As for wildlife, keep your eyes peeled for various species, including bass, bluefill, catfish, and trout in Pendleton Lake. The Blackwater River is regularly stocked with trout in spring and summer, making it a haven for fishing enthusiasts. Birdwatchers will also delight in spotting a variety of avian residents.
Blackwater Falls State Park isn’t just a destination; it’s an experience. Whether you’re seeking outdoor adventures, a tranquil retreat, or the chance to immerse yourself in nature’s wonders, this park offers it all. From the iconic Blackwater Falls to hiking trails, camping options, and a rich history, there’s no shortage of reasons why Blackwater Falls State Park should be on your travel bucket list.
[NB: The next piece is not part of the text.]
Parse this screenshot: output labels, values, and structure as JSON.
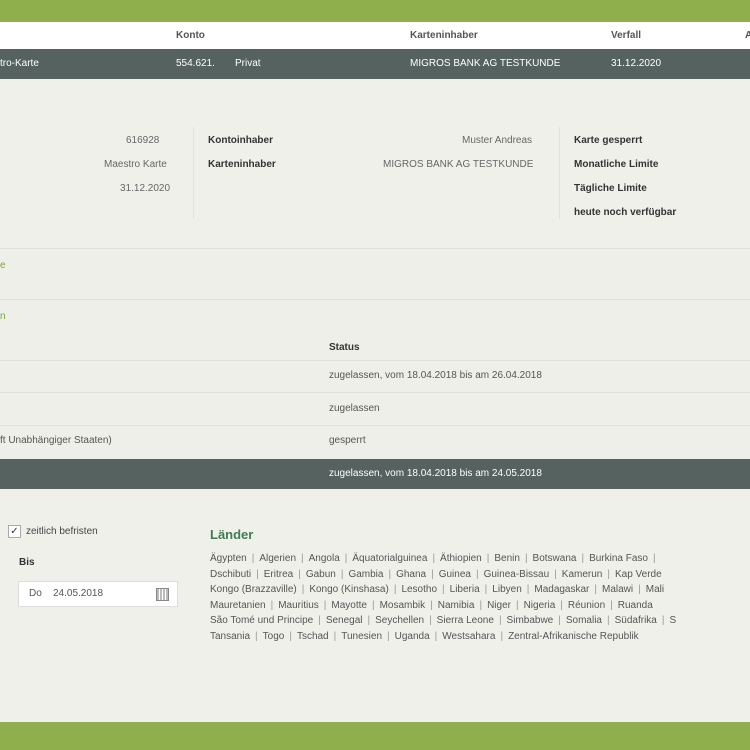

So, pack your bags, lace up your hiking boots, and get ready to discover “almost heaven” in West Virginia.
Blackwater Falls State Park Trails
Blackwater Falls State Park offers a paradise for hikers with its 20 miles of diverse trails that wind through lush forests, offering breathtaking views of the surrounding landscape. One must-visit trail is the Blackwater Falls Trail, a 0.4 mile loop that leads you down a staircase of over 200 steps to an observation deck with unparalleled views of the falls. Be cautious, though, as these stairs can get icy and slippery during the winter months.
For those seeking a more extensive trek, the Elakala to Yellow Birch Trail beckons. This 4.6-mile loop not only takes you past Elka Falls but also immerses you in the forest, culminating in a stunning viewpoint of the Blackwater River and the iconic Blackwater Falls itself. Keep in mind that the trail can get quite muddy in spring, so sturdy, waterproof footwear is advisable.
What’s Nearby Blackwater Falls State Park
While Blackwater Falls State Park is a destination in its own right, it’s surrounded by an array of remarkable natural attractions waiting to be explored. Just a short drive away, you’ll find Swallow Falls State Park, known for its captivating waterfalls, including the mesmerizing Muddy Creek Falls. Further south, the New River Gorge National Park & Preserve beckons adventure seekers with its rugged landscapes and world-class rock climbing opportunities. For those fascinated by unique geological formations, the Natural Chimneys offers towering limestone chimneys formed over millions of years, creating a truly spectacular sight.
Nearby, Natural Bridge State Park boasts a stunning natural limestone bridge that’s nothing short of awe-inspiring. And if you’re yearning for the iconic beauty of the Blue Ridge Mountains, Shenandoah National Park offers panoramic vistas, winding hiking trails, and a chance to commune with the Appalachian wilderness. For botanical enthusiasts, the nearby Lewis Ginter Botanical Garden provides a lush escape into vibrant flowers and themed gardens, adding a splash of color and tranquility to your nature exploration. Each of these nearby locations promises a unique adventure, making West Virginia, a true paradise for nature enthusiasts.
Blackwater Falls State Park Parking Information
Blackwater Falls State Park is conveniently located in Tucker County, West Virginia, making it easily accessible for travelers from various directions. If you’re arriving by car, take Route 32 if you’re coming from the north or south, or Route 219 if you’re approaching from the east or west. The park is approximately 2 miles southwest of Davis, so keep an eye out for signage indicating the park entrance.
Upon entering the park, you’ll find ample parking options near the main attractions. For those visiting the iconic Blackwater Falls, there’s a parking lot near the trailhead to the falls, allowing for convenient access to the observation deck and staircase. If you’re camping in the park, designated parking areas are provided within the campgrounds for your convenience. Additionally, the lodge at Blackwater Falls State Park offers parking facilities for registered lodge and cabin guests. With well-marked parking areas throughout the park, you’ll have no trouble finding a spot to begin your adventure.